Hackers will always find a way to your data and Anti-malware solutions will always try a way to block them. But you as an admin, must be prepared for an eventual data loss. Prepared how? We’ll try to find some strategies and tools which might be good to know. The tools that are built-in Windows Server 2016 that will be out later this year. Currently in TP5, but there won’t be any major updates on features further down the development cycle so the RTM of Windows Server 2016 shall have all what you can see in the TP5 which is available for download since about a week. We try to do a recap on which tools can be helpful to fight ransomware today.
Virtual Volumes (VVols) backup – how it works and which solutions should be used
Posted by Alex Samoylenko on
April 27, 2016
Many of you have heard of Virtual Volumes (VVols) storage technology, which allows essential increasing of storage I/O performance within VMware vSphere environment by using logical volumes for certain virtual machines components and transferring of some storage operations to disk arrays.
Let’s Get Real About Data Protection and Disaster Recovery
Posted by Jon Toigo on
April 7, 2016
Personally, I am getting rather tired of the dismissive tone adopted by virtualization and cloud vendors when you raise the issue of disaster recovery. We previously discussed the limited scope of virtual systems clustering and failover: active-passive and active-active server clusters with data mirroring is generally inadequate for recovery from interruption events that have a footprint larger than a given equipment rack or subnetwork. Extending mirroring and cluster failover over distances greater than 80 kilometers is a dicey strategy, especially given the impact of latency and jitter on data transport over WAN links, which can create data deltas that can prevent successful application or database recovery altogether.
NetApp dropped the ball by letting EMC gobble Data Domain
Posted by Oksana Zybinskaya on
April 6, 2016
According to IDC quarterly report, EMC’s Data Domain leads in the purpose-built backup appliance market.

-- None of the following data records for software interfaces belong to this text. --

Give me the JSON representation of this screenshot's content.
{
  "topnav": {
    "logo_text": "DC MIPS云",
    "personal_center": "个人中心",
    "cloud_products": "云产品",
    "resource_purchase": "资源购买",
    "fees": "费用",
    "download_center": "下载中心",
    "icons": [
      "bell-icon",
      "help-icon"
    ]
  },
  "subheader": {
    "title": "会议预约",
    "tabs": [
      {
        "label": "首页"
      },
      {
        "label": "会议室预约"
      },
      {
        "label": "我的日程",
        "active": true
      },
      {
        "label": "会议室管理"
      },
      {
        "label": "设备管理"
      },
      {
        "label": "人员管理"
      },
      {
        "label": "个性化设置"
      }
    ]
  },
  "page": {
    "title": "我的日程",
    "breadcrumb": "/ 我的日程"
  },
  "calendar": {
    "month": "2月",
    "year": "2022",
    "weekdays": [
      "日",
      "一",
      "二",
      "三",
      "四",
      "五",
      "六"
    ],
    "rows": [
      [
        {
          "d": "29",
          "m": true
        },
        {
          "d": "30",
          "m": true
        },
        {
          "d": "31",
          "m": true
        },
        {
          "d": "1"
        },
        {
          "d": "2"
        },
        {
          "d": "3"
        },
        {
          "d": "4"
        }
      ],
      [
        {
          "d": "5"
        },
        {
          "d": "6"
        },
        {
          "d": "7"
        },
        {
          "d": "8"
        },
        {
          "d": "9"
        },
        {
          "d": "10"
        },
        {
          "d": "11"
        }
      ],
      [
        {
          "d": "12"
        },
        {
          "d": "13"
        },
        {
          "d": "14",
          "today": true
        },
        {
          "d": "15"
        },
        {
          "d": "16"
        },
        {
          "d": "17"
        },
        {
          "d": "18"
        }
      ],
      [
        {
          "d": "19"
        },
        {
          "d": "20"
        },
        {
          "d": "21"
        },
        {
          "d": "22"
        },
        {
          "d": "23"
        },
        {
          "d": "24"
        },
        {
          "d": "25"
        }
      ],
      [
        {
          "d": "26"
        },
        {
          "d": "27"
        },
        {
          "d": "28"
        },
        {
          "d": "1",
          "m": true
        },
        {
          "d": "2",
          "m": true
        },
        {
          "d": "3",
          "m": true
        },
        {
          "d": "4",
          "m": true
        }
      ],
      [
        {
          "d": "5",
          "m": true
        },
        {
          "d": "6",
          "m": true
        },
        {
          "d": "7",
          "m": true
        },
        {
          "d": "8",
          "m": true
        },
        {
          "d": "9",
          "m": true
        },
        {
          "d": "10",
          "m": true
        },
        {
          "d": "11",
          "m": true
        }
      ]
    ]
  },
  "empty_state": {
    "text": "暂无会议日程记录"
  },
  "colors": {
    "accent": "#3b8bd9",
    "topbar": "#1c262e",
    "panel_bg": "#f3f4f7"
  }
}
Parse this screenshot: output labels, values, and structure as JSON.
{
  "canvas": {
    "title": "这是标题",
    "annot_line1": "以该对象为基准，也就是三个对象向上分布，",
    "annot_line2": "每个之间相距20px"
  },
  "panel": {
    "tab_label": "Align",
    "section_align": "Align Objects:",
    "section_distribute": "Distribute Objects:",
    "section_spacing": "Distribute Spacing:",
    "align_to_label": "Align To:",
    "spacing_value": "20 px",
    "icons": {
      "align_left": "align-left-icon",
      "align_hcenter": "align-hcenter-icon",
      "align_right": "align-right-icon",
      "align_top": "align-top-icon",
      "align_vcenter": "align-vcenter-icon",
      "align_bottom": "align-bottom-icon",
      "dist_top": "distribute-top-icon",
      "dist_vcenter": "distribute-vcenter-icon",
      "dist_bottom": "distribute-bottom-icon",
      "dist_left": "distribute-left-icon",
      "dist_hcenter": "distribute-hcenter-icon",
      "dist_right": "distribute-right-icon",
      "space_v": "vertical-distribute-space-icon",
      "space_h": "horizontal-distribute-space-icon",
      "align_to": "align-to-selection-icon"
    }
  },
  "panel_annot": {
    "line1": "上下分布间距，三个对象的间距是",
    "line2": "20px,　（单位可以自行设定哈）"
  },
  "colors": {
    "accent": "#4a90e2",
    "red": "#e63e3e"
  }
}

Worldwide Quarterly Purpose-Built Backup Appliance Tracker for 2015’s fourth quarter shows the top five vendors’ revenue chart and puts EMC at the first line with about 68 per cent share and $708m revenues.
The following positions are occupied by Symantec ($125.1m / 12%), IBM ($41.6m / 4%), HPE ($40.7m / 3.9%), Dell ($23.6m / 2.3%), and Others ($107m / 10%).
World Backup Day Is Coming
Posted by Jon Toigo on
March 16, 2016
At the end of March, an event little known outside of a small community of vendors, will happen: World Backup Day. Expect a flurry of blogs and tweets and posts and all of the other stuff that goes along with such marketing events. Then, expect the discussion to go silent for another year…unless a newsworthy data disaster occurs.
Truth be told, backup has never been front of mind for IT planners. Most planners don’t even consider how they will back up the data they will be storing when then go out to purchase storage rigs. And most have no clue regarding which data needs to be protected. Backup is an afterthought.